Government authorities use resources on information campaigns in order to inform citizens about relevant policy changes. The motivation is usually that individuals sometimes are ill-informed about the public policies relevant for their choices. In a survey experiment where the treatment group was provided with public information material on the social security system, we assess the short- and medium-term knowledge effects. We show that the short run effects of the information on knowledge disappear completely within 4 months. The findings illustrate the limits of public information campaigns to improve knowledge about relevant policy reforms.

Hide All

The research reported in this paper was supported by a grant from the Research Council of Norway (project 210446).

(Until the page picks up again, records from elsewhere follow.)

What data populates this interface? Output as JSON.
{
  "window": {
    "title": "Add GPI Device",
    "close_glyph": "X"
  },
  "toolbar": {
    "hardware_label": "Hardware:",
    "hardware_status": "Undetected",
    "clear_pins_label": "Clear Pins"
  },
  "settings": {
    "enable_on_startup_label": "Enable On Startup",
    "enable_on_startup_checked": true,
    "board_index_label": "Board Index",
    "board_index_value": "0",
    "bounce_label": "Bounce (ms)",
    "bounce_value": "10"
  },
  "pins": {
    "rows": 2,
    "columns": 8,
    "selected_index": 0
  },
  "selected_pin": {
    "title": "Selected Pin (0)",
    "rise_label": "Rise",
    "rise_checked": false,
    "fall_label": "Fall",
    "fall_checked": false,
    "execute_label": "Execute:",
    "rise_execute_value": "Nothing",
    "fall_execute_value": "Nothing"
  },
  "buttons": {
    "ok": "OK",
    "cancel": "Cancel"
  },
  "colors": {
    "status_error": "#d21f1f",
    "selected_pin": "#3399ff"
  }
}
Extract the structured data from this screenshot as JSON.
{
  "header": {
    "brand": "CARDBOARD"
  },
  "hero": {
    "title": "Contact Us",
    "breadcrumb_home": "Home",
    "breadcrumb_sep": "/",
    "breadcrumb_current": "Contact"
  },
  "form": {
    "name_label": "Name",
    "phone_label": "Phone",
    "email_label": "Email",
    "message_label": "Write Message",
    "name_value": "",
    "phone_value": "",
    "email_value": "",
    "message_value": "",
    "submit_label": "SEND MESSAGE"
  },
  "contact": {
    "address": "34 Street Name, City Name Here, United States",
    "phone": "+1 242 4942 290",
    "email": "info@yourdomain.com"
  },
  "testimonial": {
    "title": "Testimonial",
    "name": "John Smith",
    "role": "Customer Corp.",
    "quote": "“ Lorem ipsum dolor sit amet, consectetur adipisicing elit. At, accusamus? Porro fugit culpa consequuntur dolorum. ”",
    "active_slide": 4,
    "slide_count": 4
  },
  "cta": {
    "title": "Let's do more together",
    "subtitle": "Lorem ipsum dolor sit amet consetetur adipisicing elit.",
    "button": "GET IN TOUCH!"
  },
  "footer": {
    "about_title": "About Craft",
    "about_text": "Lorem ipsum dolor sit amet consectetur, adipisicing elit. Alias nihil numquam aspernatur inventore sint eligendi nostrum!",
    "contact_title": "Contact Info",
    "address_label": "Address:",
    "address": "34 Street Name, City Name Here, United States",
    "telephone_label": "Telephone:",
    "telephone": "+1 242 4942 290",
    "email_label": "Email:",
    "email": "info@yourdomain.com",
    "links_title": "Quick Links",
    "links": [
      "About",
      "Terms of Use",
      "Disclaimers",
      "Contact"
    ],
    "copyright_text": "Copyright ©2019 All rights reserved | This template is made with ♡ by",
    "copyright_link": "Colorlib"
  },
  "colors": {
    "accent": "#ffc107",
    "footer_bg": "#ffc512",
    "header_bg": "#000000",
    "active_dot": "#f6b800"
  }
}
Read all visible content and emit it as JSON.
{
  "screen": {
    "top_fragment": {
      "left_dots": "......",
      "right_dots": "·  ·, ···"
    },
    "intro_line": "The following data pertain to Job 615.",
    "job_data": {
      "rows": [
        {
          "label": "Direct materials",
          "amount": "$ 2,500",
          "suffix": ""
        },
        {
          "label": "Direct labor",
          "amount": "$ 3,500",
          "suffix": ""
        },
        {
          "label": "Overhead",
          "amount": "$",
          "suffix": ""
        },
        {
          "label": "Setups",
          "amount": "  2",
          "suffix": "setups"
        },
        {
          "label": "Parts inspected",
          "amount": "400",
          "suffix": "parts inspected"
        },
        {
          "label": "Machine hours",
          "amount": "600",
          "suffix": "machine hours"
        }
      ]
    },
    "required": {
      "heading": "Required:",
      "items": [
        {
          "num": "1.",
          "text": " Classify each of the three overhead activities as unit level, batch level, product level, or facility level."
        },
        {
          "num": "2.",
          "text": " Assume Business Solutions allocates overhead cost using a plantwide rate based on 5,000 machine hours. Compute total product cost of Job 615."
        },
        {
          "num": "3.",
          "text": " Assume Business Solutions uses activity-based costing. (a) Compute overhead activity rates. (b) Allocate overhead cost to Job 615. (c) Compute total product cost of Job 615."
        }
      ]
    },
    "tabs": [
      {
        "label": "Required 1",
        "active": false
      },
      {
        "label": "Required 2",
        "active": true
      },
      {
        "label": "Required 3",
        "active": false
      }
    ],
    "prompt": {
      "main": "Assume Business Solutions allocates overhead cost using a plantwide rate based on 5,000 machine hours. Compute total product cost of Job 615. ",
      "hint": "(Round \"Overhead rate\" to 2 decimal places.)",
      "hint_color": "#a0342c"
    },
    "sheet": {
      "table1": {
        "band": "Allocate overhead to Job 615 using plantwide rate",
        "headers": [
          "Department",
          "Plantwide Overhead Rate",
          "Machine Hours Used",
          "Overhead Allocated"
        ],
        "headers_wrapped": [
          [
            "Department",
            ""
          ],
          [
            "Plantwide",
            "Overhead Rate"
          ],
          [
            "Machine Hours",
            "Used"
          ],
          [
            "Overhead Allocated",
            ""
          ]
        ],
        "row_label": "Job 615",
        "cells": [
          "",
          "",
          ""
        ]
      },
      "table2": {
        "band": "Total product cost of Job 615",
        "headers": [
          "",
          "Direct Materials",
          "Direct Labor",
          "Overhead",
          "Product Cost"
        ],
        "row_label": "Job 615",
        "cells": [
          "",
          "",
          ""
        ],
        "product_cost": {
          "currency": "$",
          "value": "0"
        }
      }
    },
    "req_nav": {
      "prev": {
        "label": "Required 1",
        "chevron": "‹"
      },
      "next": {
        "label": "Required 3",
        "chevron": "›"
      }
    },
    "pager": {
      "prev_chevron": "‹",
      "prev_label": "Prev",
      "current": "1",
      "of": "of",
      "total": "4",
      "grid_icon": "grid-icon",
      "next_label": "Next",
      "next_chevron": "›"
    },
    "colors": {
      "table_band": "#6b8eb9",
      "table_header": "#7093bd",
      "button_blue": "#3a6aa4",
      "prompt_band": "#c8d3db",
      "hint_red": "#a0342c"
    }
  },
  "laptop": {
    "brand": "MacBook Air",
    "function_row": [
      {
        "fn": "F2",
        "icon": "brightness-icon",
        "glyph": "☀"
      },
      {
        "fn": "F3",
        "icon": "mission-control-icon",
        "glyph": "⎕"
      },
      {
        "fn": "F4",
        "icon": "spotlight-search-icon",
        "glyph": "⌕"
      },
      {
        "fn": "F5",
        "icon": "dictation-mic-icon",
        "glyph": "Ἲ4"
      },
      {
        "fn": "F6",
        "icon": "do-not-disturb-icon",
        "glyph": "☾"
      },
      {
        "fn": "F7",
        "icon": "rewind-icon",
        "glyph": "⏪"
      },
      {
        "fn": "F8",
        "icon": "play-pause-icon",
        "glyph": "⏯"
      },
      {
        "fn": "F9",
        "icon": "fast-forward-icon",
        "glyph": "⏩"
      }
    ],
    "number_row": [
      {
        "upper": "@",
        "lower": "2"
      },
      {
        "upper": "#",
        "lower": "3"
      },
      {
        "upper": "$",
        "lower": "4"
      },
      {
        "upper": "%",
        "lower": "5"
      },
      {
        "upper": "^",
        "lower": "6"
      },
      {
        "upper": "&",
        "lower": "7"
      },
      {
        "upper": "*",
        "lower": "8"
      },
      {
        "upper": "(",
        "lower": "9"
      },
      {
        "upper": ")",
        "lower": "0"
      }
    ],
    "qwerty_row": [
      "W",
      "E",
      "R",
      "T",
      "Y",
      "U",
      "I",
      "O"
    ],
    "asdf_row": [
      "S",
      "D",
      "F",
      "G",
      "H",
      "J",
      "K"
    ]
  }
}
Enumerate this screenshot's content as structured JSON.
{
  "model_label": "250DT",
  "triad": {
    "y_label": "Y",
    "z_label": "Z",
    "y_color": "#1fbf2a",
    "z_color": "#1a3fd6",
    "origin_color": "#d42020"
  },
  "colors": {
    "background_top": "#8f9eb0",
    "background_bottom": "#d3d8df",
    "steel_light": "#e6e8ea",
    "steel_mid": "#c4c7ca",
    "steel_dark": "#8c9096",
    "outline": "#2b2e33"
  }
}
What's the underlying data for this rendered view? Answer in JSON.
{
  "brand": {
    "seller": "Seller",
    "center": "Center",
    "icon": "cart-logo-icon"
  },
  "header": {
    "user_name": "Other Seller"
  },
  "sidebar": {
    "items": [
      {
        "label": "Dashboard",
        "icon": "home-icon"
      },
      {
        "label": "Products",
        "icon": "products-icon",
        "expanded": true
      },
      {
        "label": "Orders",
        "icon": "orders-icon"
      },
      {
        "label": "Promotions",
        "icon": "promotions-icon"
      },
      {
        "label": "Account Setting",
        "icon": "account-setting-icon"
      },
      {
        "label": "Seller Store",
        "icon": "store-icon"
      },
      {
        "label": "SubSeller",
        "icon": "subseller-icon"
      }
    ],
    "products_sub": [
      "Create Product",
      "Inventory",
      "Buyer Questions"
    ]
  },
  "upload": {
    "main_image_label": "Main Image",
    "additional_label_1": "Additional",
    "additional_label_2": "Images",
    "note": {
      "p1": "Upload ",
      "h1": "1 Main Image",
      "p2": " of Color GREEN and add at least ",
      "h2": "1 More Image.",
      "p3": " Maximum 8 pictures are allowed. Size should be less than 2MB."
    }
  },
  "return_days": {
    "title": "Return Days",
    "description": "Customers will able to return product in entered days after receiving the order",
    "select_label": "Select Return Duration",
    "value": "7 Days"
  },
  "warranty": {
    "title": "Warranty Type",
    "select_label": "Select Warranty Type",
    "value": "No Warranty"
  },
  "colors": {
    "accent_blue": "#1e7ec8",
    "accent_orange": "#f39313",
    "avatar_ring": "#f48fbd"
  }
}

Hide All
Boeri, T. and Tabellini, G. (2012) Does information increase political support for pension reform? Public Choice, 150(1–2): 327362. doi: 10.1007/s11127-010-9706-6.
Chan, S. and Stevens, A. H. (2008) What you don't know can't help you: pension knowledge and retirement decision-making. Review of Economics and Statistics, 90(2): 253266. doi: 10.1162/rest.90.2.253.
Chetty, R. and Saez, E. (2013) Teaching the tax code: earnings responses to an experiment with EITC recipients. American Economic Journal: Applied Economics, 5(1): 131. doi: 10.1257/app.5.1.1.
Chetty, R., Looney, A., and Kroft, K. (2009) Salience and taxation: theory and evidence. American Economic Review, 99(4): 11451177. doi: 10.1257/aer.99.4.1145.
Downs, A. (1957) An Economic Theory of Democracy. New York: Harper.
Finseraas, H. and Jakobsson, N. (2014a) Does information about the pension system affect knowledge and retirement plans? Evidence from a survey experiment. Journal of Pension Economics and Finance, 13(3): 250271. doi: 10.1017/S1474747213000310.
Finseraas, H. and Jakobsson, N. (2014b) Does a simple information intervention change the perception of a reform? Applied Economics Letters, 21(18): 12661268. doi: 10.1080/13504851.2014.922660.
Henry, G. T. and Gordon, C. S. (2003) Driving less for better air: impacts of a public information campaign. Journal of Policy Analysis and Management, 22(1): 4563. doi: 10.1002/pam.10095.
Hyman, H. H. and Sheatsley, P. B. (1947) Some reasons why information campaigns fail. Public Opinion Quarterly, 11(3): 412423. doi: 10.1093/poq/11.3.412.
Mastrobuoni, G. (2011) The role of information for retirement behavior: evidence based on the stepwise introduction of the Social Security Statement. Journal of Public Economics, 95(7–8): 913925. doi:
Rubin, D. C. and Wenzel, A. E. (1996) One hundred years of forgetting: a quantitative description of retention. Psychological Review, 103(4): 734760. doi: 10.1037/0033-295X.103.4.734.
Recommend this journal

Email your librarian or administrator to recommend adding this journal to your organisation's collection.

Journal of Pension Economics & Finance
  • ISSN: 1474-7472
  • EISSN: 1475-3022
  • URL: /core/journals/journal-of-pension-economics-and-finance
Please enter your name
Please enter a valid email address
Who would you like to send this to? *



Altmetric attention score

Full text views

Total number of HTML views: 0
Total number of PDF views: 0 *
Loading metrics...

Abstract views

Total abstract views: 0 *
Loading metrics...

* Views captured on Cambridge Core between <date>. This data will be updated every 24 hours.

Usage data cannot currently be displayed